A composition with metronomes at different tempos
A one handed composition with different arm lengths
It is simply all about duration
A duration that is not recorded; there is only one hand to the metronome
One hand for the beating of time.
Let us change the instrumentation
Not 100 metronomes but 100 human timekeepers
Where what remains is
“A tempo stolen, broken, a time at once flexible, abrupt and languishing, vacillating like a flame under the breath which stirs it, like the ears of a cornfield undulating under the soft pressure of the warm air, like the tops of trees inclined here and there at the caprice of a sportive breeze.”
Chopin is known for his extended use of tempo rubato, a playing style that momentarily disregards the strict tempo either by speeding it up or slowing it down for emphasis. An emphasis produced through change of tempo, an accentuation that is independent of attack (volume) and tonality.
By taking the instruments away from the gestures there remains a silence, a silence that is performed by counting with the simple movements of a conductor, 100 people gesturing at different tempos. Their instructions are to follow a strict tempo but this will invariably be modified during the performance.
People tend to synchronize with each other; they tend to be influenced by each other’s movements.
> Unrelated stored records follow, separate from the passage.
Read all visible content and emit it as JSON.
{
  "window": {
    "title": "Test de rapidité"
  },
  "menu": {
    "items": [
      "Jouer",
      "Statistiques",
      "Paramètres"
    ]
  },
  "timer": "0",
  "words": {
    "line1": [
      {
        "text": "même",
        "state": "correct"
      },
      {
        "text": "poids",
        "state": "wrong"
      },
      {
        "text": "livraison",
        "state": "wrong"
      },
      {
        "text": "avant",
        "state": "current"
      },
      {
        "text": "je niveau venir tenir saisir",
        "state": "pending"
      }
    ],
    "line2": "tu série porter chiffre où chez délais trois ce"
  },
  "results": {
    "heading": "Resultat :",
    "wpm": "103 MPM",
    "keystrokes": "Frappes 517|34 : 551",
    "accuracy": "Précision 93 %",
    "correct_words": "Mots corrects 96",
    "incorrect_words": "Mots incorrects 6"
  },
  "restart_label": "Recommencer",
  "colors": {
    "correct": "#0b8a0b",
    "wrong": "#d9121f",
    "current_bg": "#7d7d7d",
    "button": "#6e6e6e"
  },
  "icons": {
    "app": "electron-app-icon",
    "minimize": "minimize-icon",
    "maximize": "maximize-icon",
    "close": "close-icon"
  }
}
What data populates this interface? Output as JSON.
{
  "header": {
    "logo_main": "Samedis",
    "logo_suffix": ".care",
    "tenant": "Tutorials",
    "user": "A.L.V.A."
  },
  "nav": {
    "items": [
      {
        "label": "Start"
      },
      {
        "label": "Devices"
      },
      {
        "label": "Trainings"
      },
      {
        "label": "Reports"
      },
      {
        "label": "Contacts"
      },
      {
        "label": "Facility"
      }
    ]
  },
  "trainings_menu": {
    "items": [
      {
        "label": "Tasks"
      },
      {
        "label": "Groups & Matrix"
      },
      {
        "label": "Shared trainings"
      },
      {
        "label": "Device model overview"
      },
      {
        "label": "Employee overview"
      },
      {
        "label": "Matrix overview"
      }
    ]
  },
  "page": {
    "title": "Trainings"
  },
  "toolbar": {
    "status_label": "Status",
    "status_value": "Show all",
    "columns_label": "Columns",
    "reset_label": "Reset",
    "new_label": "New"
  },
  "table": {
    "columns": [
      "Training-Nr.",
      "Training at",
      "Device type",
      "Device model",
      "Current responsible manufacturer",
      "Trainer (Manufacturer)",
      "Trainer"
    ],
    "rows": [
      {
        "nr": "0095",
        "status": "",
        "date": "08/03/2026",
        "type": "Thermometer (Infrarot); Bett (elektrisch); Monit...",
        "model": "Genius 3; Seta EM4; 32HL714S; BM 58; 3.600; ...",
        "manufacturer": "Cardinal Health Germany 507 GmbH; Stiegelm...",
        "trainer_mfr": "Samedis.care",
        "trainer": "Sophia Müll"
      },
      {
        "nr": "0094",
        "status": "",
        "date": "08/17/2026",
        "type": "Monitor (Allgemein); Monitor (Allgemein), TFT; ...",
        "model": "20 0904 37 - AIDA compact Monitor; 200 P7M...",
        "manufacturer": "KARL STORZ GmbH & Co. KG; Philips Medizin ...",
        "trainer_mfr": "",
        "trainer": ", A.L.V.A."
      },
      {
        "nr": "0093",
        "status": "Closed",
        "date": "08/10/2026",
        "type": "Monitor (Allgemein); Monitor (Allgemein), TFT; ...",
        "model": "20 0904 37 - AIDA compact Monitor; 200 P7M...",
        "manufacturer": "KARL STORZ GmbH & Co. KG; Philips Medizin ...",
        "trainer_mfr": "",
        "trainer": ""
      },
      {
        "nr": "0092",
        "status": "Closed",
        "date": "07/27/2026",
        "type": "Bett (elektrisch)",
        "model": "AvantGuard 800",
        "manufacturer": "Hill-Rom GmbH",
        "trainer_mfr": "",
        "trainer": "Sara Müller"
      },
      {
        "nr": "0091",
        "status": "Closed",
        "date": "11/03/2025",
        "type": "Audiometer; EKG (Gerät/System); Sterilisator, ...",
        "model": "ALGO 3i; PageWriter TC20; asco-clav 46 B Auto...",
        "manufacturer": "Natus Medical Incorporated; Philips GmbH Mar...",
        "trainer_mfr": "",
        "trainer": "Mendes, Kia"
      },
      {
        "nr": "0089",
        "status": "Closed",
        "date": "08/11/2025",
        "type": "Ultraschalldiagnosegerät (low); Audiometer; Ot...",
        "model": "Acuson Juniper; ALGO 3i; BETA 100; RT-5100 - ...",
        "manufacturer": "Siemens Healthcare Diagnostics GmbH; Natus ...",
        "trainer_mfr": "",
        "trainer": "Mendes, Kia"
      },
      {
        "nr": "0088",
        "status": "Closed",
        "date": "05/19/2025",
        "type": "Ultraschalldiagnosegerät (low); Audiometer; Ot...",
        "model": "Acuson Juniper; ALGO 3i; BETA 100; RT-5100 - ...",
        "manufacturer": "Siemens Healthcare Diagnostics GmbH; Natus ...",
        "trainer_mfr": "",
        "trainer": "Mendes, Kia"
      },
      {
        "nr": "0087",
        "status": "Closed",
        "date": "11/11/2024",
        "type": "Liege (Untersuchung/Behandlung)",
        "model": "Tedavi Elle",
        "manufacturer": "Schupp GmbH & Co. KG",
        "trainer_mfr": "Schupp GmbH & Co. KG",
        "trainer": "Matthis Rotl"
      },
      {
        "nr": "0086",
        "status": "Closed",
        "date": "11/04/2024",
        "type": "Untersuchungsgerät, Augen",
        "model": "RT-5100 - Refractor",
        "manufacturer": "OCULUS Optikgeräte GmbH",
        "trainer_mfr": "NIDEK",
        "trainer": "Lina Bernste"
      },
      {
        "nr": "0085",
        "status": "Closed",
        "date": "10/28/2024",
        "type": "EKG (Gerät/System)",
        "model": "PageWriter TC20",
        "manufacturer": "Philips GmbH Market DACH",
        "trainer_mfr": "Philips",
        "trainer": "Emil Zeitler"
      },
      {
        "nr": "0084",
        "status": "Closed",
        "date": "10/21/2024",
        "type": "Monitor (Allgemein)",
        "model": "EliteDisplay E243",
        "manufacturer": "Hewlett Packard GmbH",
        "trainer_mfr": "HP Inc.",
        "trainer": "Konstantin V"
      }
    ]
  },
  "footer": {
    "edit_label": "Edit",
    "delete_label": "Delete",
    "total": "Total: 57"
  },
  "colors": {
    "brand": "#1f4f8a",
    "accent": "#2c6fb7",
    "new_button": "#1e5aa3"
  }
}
Overwhelmingly in this group there will be discrepancies and the subjectivities will gain prominence.
To go back to discrepancies and continue with subjectivities; one can think of Erik Satie’s wit and poetry in the guise of performance indications.
One of them is: “Arrive an hour late!” Satie did a way with bar measures in most of his scores ensuring that there wasn’t a strict tempo to his pieces. Instead, he decided to use intentionally cryptic and playful indications for performing his pieces such as “like a nightingale with toothache,” “haggard in your body,” or “on your tongue.” Thus ensuring that the performance of his works would always have a different character.
One wonders why no one has taken it upon themselves to try and measure and notate what “dry as a cuckoo” would be? 99 beats a minute? “With tears in your fingers” at 40 beats a minute?
This seriously preposterous task is proposed in Metronome Series #3 For Erik Satie, by asking the performers to beat time at their convenience, following a selection of his indications.
The conductor’s duty is to measure these subjectivities with a stopwatch and note them.
The subsequent gathering of measurements over the years will form a collection that future performers of Satie’s music may consult, at their peril, and use as a standard.
This collection will be named, bien sûr, Satie’s Standard Time.
"'The trouble with fiction,’ said John Rivers, ‘is that it makes too much sense. Reality never makes sense.’
‘Never?’ I questioned.
‘Maybe from God’s point of view,’ he conceded. ‘Never from ours. Fiction has unity, fiction has style. Facts possess neither.’” A.Huxley The Genius and the Goddess
Harding, Rosamund E, The Metronome and Its Precursors.
Henley-on-Thames Oxfordshire: Gresham Books, 1983.
Fleming, Sandford, A Treatise on Time and Its Notation.
Ottowa: MacLean, Roger & Co., 1888.
Listz, Franz, Chopin. Leipzig: Breitkopf, 1879
Rossum, Gerhard, Dohrvan, History of the Hour. Trans. Thomas Dunlap. Chicago: University of Chicago Press, 1996.
Published by Argobooks 2009 | © 2009 Tisha Mukarji & argobooks